Despite all the issues affecting the implementation of the EHRs, the Health Information Management Association (HIMA) has put in lot efforts to ensure that the EHR system is fully implemented and adopted. The HIMA acts as an educating body to teach all the concerned bodies in the best way to access and use the health information collected. Since the HIM have been trained both in information technology and management, they are mandated to lead in the promotion and adoption of the EHR system and setting as examples before other members of medical service follow.

HIM also ensures that the required health information where it is needed whenever it is needed for decision-making. This is done by standardizing the regional data format systems and structures of the system. The association also ensures that there is the proper coordination the health information system that comprises of data, information, process, and users to avoid the information flow lapses.

In dealing with the issues arising from insecurity and the privacy of the patients, health information, the HIM facilitates the use of electronic exchange in accessing and using of the health information while ensuring the security and privacy of the information. This is normally done by ensuring that the information complies with federal laws covering all the involved parties. They also act as educators to educate consumers on the safest way to access their health information.

Having been trained both as information technology and as management, HIM ensures smooth adoption of health information technology (HIT). They are therefore mandated in the promotion and adoption of Electronic Health Records (EHRs) and Public Health Records (PHRs).

Adoption of EHRs demands for the change in the administration system in order to align with the Health Information Technology.
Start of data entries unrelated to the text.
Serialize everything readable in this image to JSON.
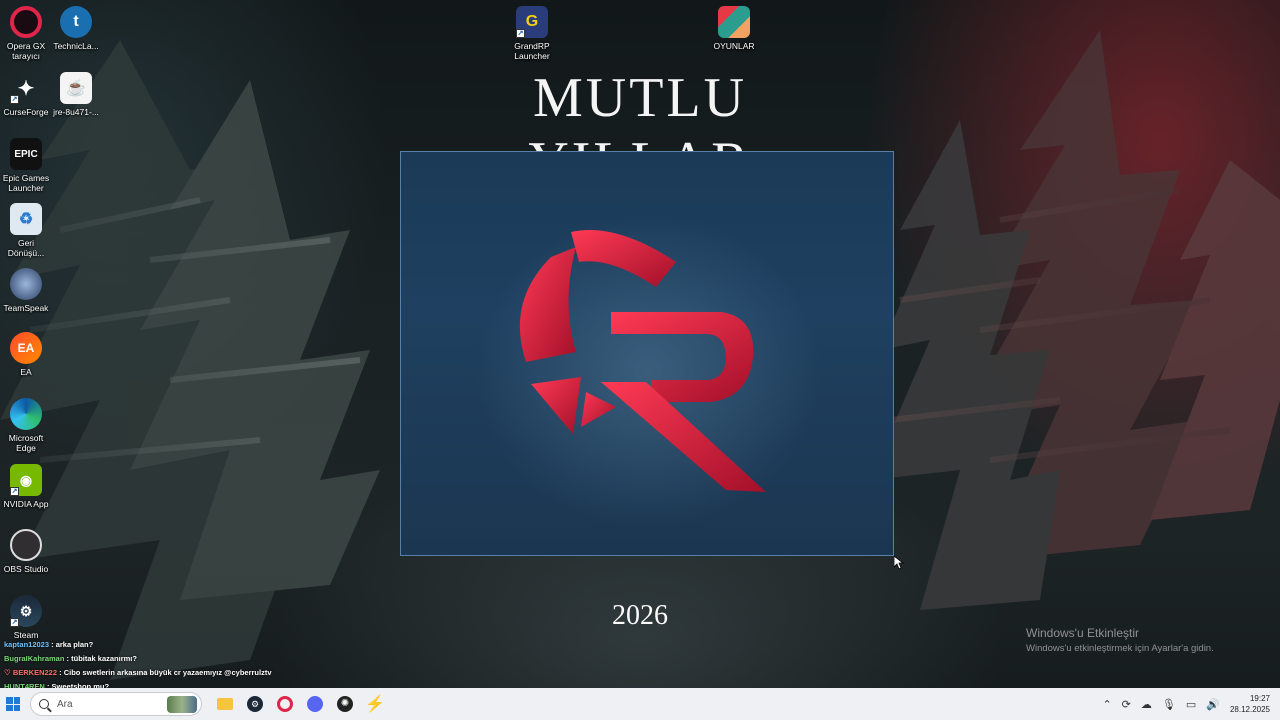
{
  "desktop": {
    "icons": [
      {
        "label": "Opera GX tarayıcı",
        "icon": "opera-gx-icon"
      },
      {
        "label": "TechnicLa...",
        "icon": "technic-launcher-icon"
      },
      {
        "label": "CurseForge",
        "icon": "curseforge-icon"
      },
      {
        "label": "jre-8u471-...",
        "icon": "java-installer-icon"
      },
      {
        "label": "Epic Games Launcher",
        "icon": "epic-games-icon"
      },
      {
        "label": "Geri Dönüşü...",
        "icon": "recycle-bin-icon"
      },
      {
        "label": "TeamSpeak",
        "icon": "teamspeak-icon"
      },
      {
        "label": "EA",
        "icon": "ea-icon"
      },
      {
        "label": "Microsoft Edge",
        "icon": "edge-icon"
      },
      {
        "label": "NVIDIA App",
        "icon": "nvidia-icon"
      },
      {
        "label": "OBS Studio",
        "icon": "obs-icon"
      },
      {
        "label": "Steam",
        "icon": "steam-icon"
      },
      {
        "label": "GrandRP Launcher",
        "icon": "grandrp-launcher-icon"
      },
      {
        "label": "OYUNLAR",
        "icon": "folder-games-icon"
      }
    ]
  },
  "wallpaper": {
    "title": "MUTLU YILLAR",
    "year": "2026",
    "logo": "grandrp-logo",
    "accent": "#d11f3b"
  },
  "chat": [
    {
      "user": "kaptan12023",
      "message": ": arka plan?"
    },
    {
      "user": "BugraIKahraman",
      "message": ": tübitak kazanırmı?"
    },
    {
      "user": "BERKEN222",
      "message": ": Cibo swetlerin arkasına büyük cr yazaemıyız @cyberrulztv"
    },
    {
      "user": "HUNT4REN",
      "message": ": Sweetshop mu?"
    }
  ],
  "activation": {
    "heading": "Windows'u Etkinleştir",
    "sub": "Windows'u etkinleştirmek için Ayarlar'a gidin."
  },
  "taskbar": {
    "search_placeholder": "Ara",
    "pinned": [
      "file-explorer-icon",
      "steam-icon",
      "opera-gx-icon",
      "discord-icon",
      "chatgpt-icon",
      "bolt-app-icon"
    ],
    "time": "19:27",
    "date": "28.12.2025"
  }
}
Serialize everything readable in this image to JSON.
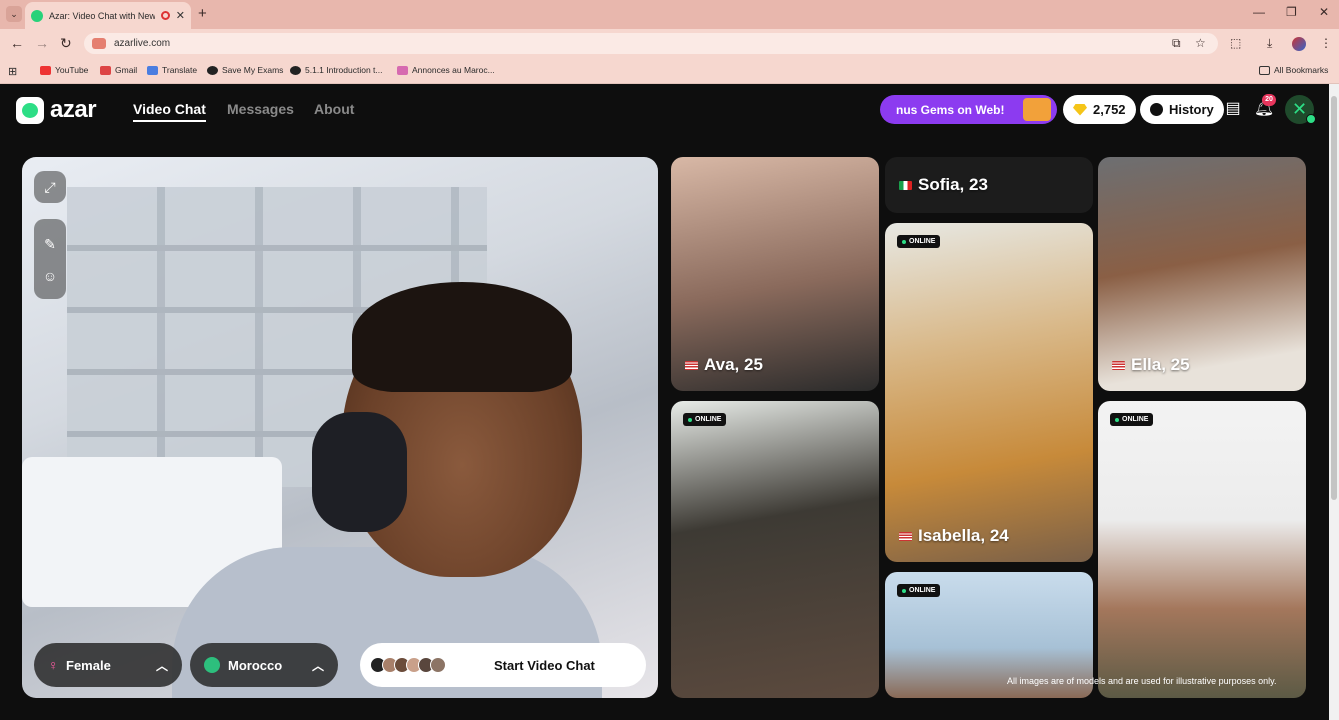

In order to cope well with this kind of administration, the system demands the formation of the collaborative governance body. In such kind of governance, requires someone who can facilitate both information technology and management. Therefore, the HIM association assumes more powers and takes a leading role in decision making concerning Health Information Technology (HIT).


The proposal to adopt the Electronic Health Recording system in the health care sector in the United States of America by the medicine institute was aimed at improving the services offered to the patients. The then president George W Bush conceived the idea positively. The government then started an initiative to set some incentives to ensure that the system was fully adopted within three decades. Some of the services have already adopted the systems while others have failed due to several issues that hindered the full implementation. However, the government is fully committed to ensure that all the medical providers have adopted the EHR system. The Health Information Management Association has been mandated to ensure that the system is fully implemented by 2015 by coming up with the best ways that can be used during the implementation. The HIMA also ensures that all the issues arising because of implementation of the EHR are fully solved (Baylina, & Moreira, 2011)


Baylina, P., & Moreira, P. (2011). Challenging healthcare-associated infections: a review of healthcare quality management issues. Journal of Management & Marketing In Healthcare, 4(4), 254-264. doi:10.1179/175330311X13016677137770

Francis, T. (2013). Electronic Health Records: Where we are and where we are going. Physician Executive39 (4), 82-84.

Friedman, D. J., Parrish, R., & Ross, D. A. (2013). Electronic Health Records and US Public Health: Current Realities and Future Promise. American Journal of Public Health103 (9), 1560-1567. doi:10.2105/AJPH.2013.301220

Walker, J. M., Bieber, E. J., & Richards, F. (2005). Implementing an electronic health record system. London: Springer.